A haircut that’s what.
Boom went their balance sheet. Now they are done. Refco and MF Global followed a similar strategy. They rolled up IB’s and then tried to sell a lot of value add products and generate cash flow from deposits and commissions. In Refco’s case, fraud brought them down. MF just made some really poor business decisions.
Those of us in the know in the futures industry never thought MF was a particularly clean house anyway. My friend Dan Dicker from New York can tell you chapter and verse about their reputation on the NYMEX/COMEX floor. It wasn’t very good.
I mean, what did you expect? Their CEO ran the state of New Jersey into the ground. His claim to fame was front running customer business at Goldman before he became a US Senator.
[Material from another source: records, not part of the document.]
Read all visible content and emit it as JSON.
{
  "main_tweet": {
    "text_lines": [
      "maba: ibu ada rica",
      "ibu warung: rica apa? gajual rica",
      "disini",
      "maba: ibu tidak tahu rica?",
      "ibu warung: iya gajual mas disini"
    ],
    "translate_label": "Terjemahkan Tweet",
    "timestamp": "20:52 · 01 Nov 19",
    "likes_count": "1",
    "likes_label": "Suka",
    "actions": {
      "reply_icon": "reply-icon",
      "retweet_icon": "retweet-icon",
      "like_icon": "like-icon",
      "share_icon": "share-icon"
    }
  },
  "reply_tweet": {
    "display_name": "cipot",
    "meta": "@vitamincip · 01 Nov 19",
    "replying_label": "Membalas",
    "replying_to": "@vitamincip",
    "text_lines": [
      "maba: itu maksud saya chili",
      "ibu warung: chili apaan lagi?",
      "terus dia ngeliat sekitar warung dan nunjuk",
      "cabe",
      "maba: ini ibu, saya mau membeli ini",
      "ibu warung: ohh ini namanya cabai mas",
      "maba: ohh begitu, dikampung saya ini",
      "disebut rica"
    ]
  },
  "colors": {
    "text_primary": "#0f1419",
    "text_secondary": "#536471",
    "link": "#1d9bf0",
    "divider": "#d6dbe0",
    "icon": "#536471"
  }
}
All you have to do is read “When Genius Failed”. Goldman downloaded the positions of LTCM before they lent them the money, then pressed the positions and caused them to go bankrupt. They took the other side as they blew out and made a ton of dough. Karma sucks. What did Corzine run better? MF or NJ?
Anyway, if you are a futures customer, or considering trading futures it’s sometimes important to check out your firm. Like I said, I use Shepard. For S&P execution, I also know a guy named Charles Reynolds that is pretty sharp. He runs his operation through FC Stone($INTL). Happy to put you in touch with either of them if you desire.
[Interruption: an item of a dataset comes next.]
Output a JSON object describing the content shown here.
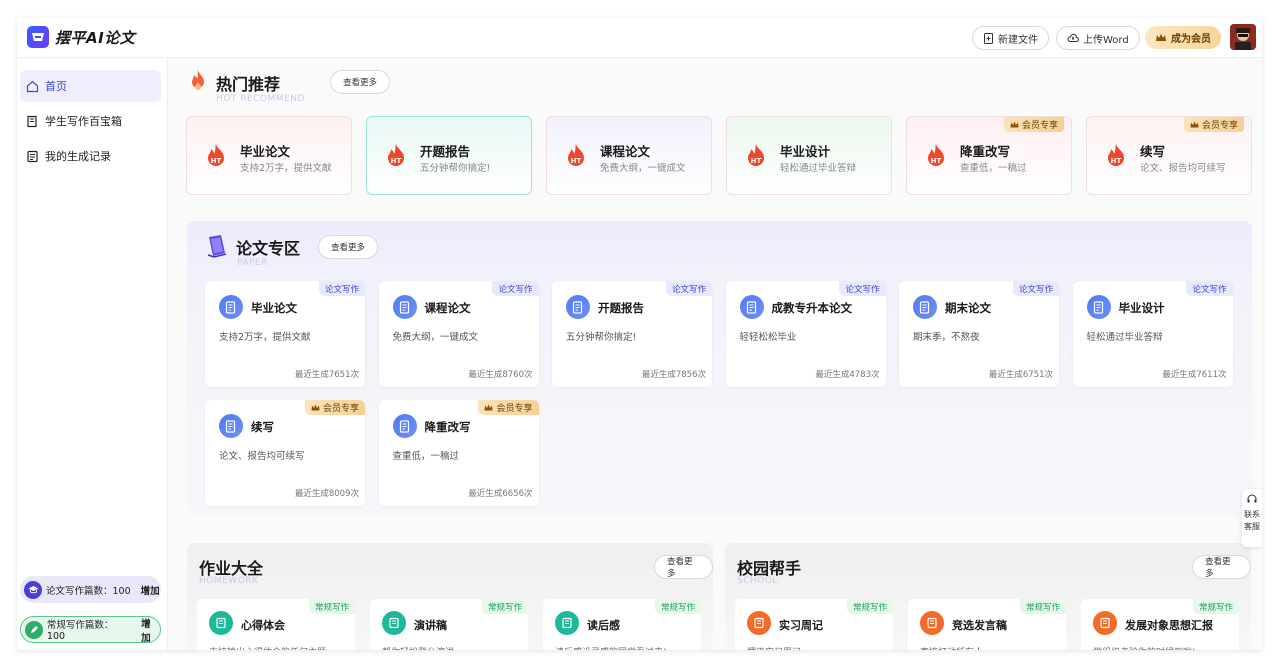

To clarify on the MF reputation-it was far before Corzine showed up. There are conflicting stories on my “chasing yield” meme. Thestreet.com says that isn’t the case.
It’s ugly for the customers and the employees that had nothing to do with it. But, let’s see what the forensic accountants say when they go through bankruptcy. We learned a lot about Enron after the fact.
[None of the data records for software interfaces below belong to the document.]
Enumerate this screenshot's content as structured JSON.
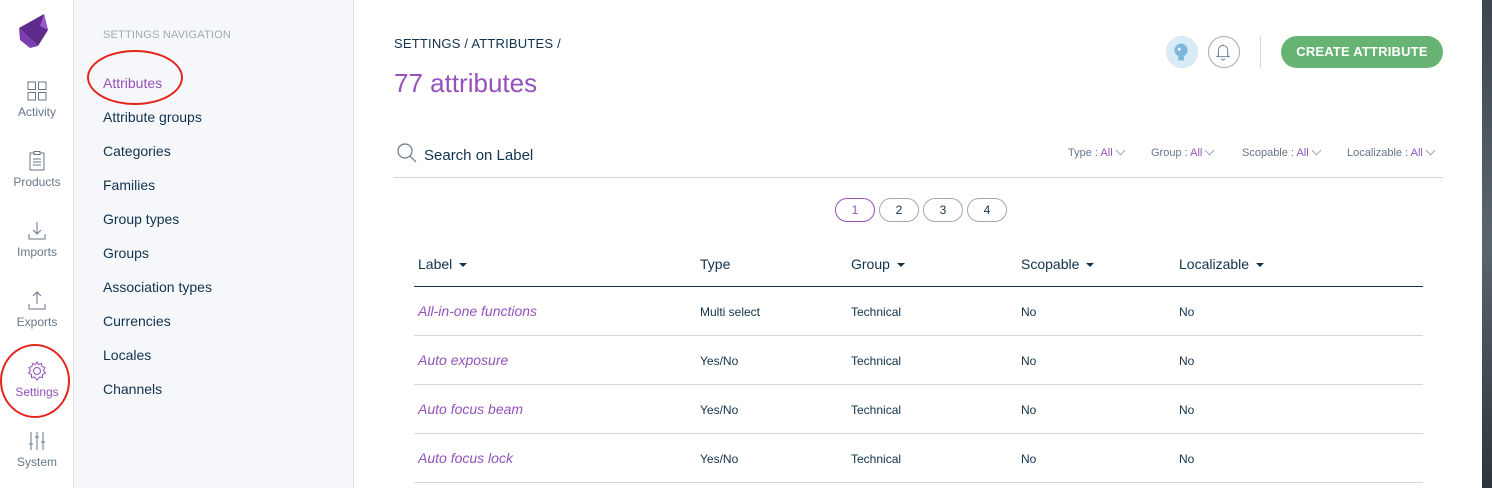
{
  "menu": {
    "items": [
      {
        "label": "Activity",
        "icon": "dashboard-icon"
      },
      {
        "label": "Products",
        "icon": "clipboard-icon"
      },
      {
        "label": "Imports",
        "icon": "import-icon"
      },
      {
        "label": "Exports",
        "icon": "export-icon"
      },
      {
        "label": "Settings",
        "icon": "gear-icon"
      },
      {
        "label": "System",
        "icon": "sliders-icon"
      }
    ],
    "active": "Settings"
  },
  "subnav": {
    "title": "SETTINGS NAVIGATION",
    "items": [
      {
        "label": "Attributes"
      },
      {
        "label": "Attribute groups"
      },
      {
        "label": "Categories"
      },
      {
        "label": "Families"
      },
      {
        "label": "Group types"
      },
      {
        "label": "Groups"
      },
      {
        "label": "Association types"
      },
      {
        "label": "Currencies"
      },
      {
        "label": "Locales"
      },
      {
        "label": "Channels"
      }
    ],
    "active": "Attributes"
  },
  "header": {
    "breadcrumb": "SETTINGS / ATTRIBUTES /",
    "title": "77 attributes",
    "create_label": "CREATE ATTRIBUTE"
  },
  "search": {
    "placeholder": "Search on Label"
  },
  "filters": [
    {
      "label": "Type :",
      "value": "All"
    },
    {
      "label": "Group :",
      "value": "All"
    },
    {
      "label": "Scopable :",
      "value": "All"
    },
    {
      "label": "Localizable :",
      "value": "All"
    }
  ],
  "pagination": {
    "pages": [
      "1",
      "2",
      "3",
      "4"
    ],
    "current": "1"
  },
  "table": {
    "columns": [
      {
        "label": "Label",
        "sortable": true
      },
      {
        "label": "Type",
        "sortable": false
      },
      {
        "label": "Group",
        "sortable": true
      },
      {
        "label": "Scopable",
        "sortable": true
      },
      {
        "label": "Localizable",
        "sortable": true
      }
    ],
    "rows": [
      {
        "label": "All-in-one functions",
        "type": "Multi select",
        "group": "Technical",
        "scopable": "No",
        "localizable": "No"
      },
      {
        "label": "Auto exposure",
        "type": "Yes/No",
        "group": "Technical",
        "scopable": "No",
        "localizable": "No"
      },
      {
        "label": "Auto focus beam",
        "type": "Yes/No",
        "group": "Technical",
        "scopable": "No",
        "localizable": "No"
      },
      {
        "label": "Auto focus lock",
        "type": "Yes/No",
        "group": "Technical",
        "scopable": "No",
        "localizable": "No"
      }
    ]
  },
  "colors": {
    "accent": "#9452ba",
    "create_button": "#67b373",
    "text": "#11324d",
    "annotation": "#e3261d"
  }
}
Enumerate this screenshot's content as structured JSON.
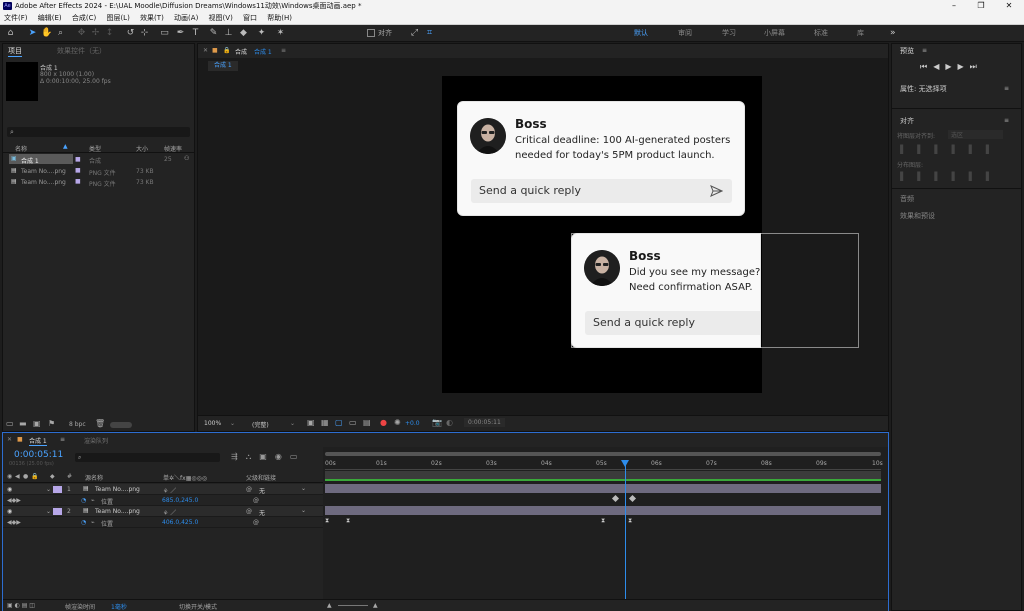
{
  "window": {
    "app_icon": "Ae",
    "title": "Adobe After Effects 2024 - E:\\UAL Moodle\\Diffusion Dreams\\Windows11动效\\Windows桌面动画.aep *",
    "min": "–",
    "max": "❐",
    "close": "✕"
  },
  "menu": [
    "文件(F)",
    "编辑(E)",
    "合成(C)",
    "图层(L)",
    "效果(T)",
    "动画(A)",
    "视图(V)",
    "窗口",
    "帮助(H)"
  ],
  "toolbar": {
    "align_label": "对齐",
    "workspaces": [
      "默认",
      "审阅",
      "学习",
      "小屏幕",
      "标准",
      "库"
    ],
    "more": "»"
  },
  "project": {
    "tab": "项目",
    "tab2": "效果控件（无）",
    "comp_name": "合成 1",
    "comp_info1": "800 x 1000 (1.00)",
    "comp_info2": "Δ 0:00:10:00, 25.00 fps",
    "columns": [
      "名称",
      "类型",
      "大小",
      "帧速率"
    ],
    "items": [
      {
        "name": "合成 1",
        "type": "合成",
        "size": "",
        "fps": "25"
      },
      {
        "name": "Team No....png",
        "type": "PNG 文件",
        "size": "73 KB",
        "fps": ""
      },
      {
        "name": "Team No....png",
        "type": "PNG 文件",
        "size": "73 KB",
        "fps": ""
      }
    ],
    "bpc": "8 bpc"
  },
  "composition": {
    "tab": "合成",
    "tab_name": "合成 1",
    "breadcrumb": "合成 1",
    "zoom": "100%",
    "quality": "(完整)",
    "exposure": "+0.0",
    "timecode": "0:00:05:11"
  },
  "notification1": {
    "name": "Boss",
    "message": "Critical deadline: 100 AI-generated posters needed for today's 5PM product launch.",
    "reply_placeholder": "Send a quick reply"
  },
  "notification2": {
    "name": "Boss",
    "message": "Did you see my message? Need confirmation ASAP.",
    "reply_placeholder": "Send a quick reply"
  },
  "right_panel": {
    "preview": "预览",
    "properties": "属性: 无选择项",
    "align": "对齐",
    "align_to": "将图层对齐到:",
    "align_to_value": "选区",
    "distribute": "分布图层:",
    "audio": "音频",
    "effects": "效果和预设"
  },
  "timeline": {
    "tab": "合成 1",
    "tab2": "渲染队列",
    "timecode": "0:00:05:11",
    "frames": "00136 (25.00 fps)",
    "columns": {
      "source": "源名称",
      "switches": "单✲＼fx▦◎◎◎",
      "parent": "父级和链接"
    },
    "ruler": [
      "00s",
      "01s",
      "02s",
      "03s",
      "04s",
      "05s",
      "06s",
      "07s",
      "08s",
      "09s",
      "10s"
    ],
    "layers": [
      {
        "num": "1",
        "name": "Team No....png",
        "parent": "无",
        "prop": "位置",
        "value": "685.0,245.0"
      },
      {
        "num": "2",
        "name": "Team No....png",
        "parent": "无",
        "prop": "位置",
        "value": "406.0,425.0"
      }
    ],
    "footer_left": "帧渲染时间",
    "footer_ms": "1毫秒",
    "footer_mode": "切换开关/模式"
  }
}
The information in this blog post represents my own opinions and does not contain a recommendation for any particular security or investment. I or my affiliates may hold positions or other interests in securities mentioned in the Blog, please see my Disclaimer page for my full disclaimer.
Jeffrey Carter is an angel investor and independent trader. He specializes in turning concepts into profits. He co-founded Hyde Park Angels one of the most active angel groups in the United States in April of 2007. He previously served on the Chicago Mercantile Exchange Board of Directors. He has done market commentary for (More...)
Tags Cloud2012 election American Conservative Union Anthony Weiner Austin Bitcoin Blago Bourbon St Budget Crisis Business model California CDOs College football Consulting Demand-Supply Democrats de Toqueville Exchange Feds Generations and Age Groups Greek Debt vote Guns H-1B visa Hiking Housing Insider Trading J. C. Penney Law School LeBron List of Medal of Honor recipients for World War II Market clearing Michigan Governor Middle East New York Giants Northern Trust Obamanomics Pathfinders Paul Ehrlich Prohibition Quantitative easing Rick Santelli San Tropez Sprecher Startup Weekend Tim Pernetti Ukraine
Becker Posner Blog
Ben Horowitz Blog
Betting the Business
Black Line Review
Blue Sky Innovation
Both Sides of the Table
Business News Network
Chicago Booth Graduate School of Business
Cooler By The Lake
Daily Economic Release Calendar
Doug Ross @ Journal
Economics of a POW Camp
Foundation for Families
Garden and Gun
George Stigler Institute
Good Beer Hunting
Great Food In Chicago-Steve Dolinsky
Hyde Park Angels
Illinois College of Business
John Taylor's Blog
Legal Issues in Angel Funding
Macroblog-Federal Reserve Bank of Atlanta
Microbrews in Chicago
Mike And G
Milton Friedman Institute
National World War Two Museum
Notes From Underground
Ronald Coase Institute
Senate Banking Committee
The Big Picture
The Clubber Fund
The Daily Crux
The Grumpy Economist
The Jack B Show
The Minimalist Trader
The Musings of The Big Red Car
The Polsky Center
The Streetwise Professor
Tough Love Marketing
US Federal Reserve Bank
US House Financial Services Committee
World War Two Blog